### WHAT TO WORK ON:
The word "myIR" marks the lines you need; copy each of them from the data.

Start of MATERIAL FOR THE TASK

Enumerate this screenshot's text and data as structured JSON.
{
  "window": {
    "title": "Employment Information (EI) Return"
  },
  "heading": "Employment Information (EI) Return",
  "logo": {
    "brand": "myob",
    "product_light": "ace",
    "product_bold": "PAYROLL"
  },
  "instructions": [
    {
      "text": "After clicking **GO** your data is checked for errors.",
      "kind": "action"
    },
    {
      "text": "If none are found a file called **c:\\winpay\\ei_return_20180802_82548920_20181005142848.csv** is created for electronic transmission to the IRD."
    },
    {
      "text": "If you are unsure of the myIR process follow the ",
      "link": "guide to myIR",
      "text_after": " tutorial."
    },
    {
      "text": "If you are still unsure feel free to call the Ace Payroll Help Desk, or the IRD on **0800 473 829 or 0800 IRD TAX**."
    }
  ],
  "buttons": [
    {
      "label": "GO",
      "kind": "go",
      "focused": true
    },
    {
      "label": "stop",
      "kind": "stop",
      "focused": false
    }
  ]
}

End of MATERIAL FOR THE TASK

### SOLUTION FOR THIS PROBLEM:
      "text": "If you are unsure of the myIR process follow the ",
      "link": "guide to myIR",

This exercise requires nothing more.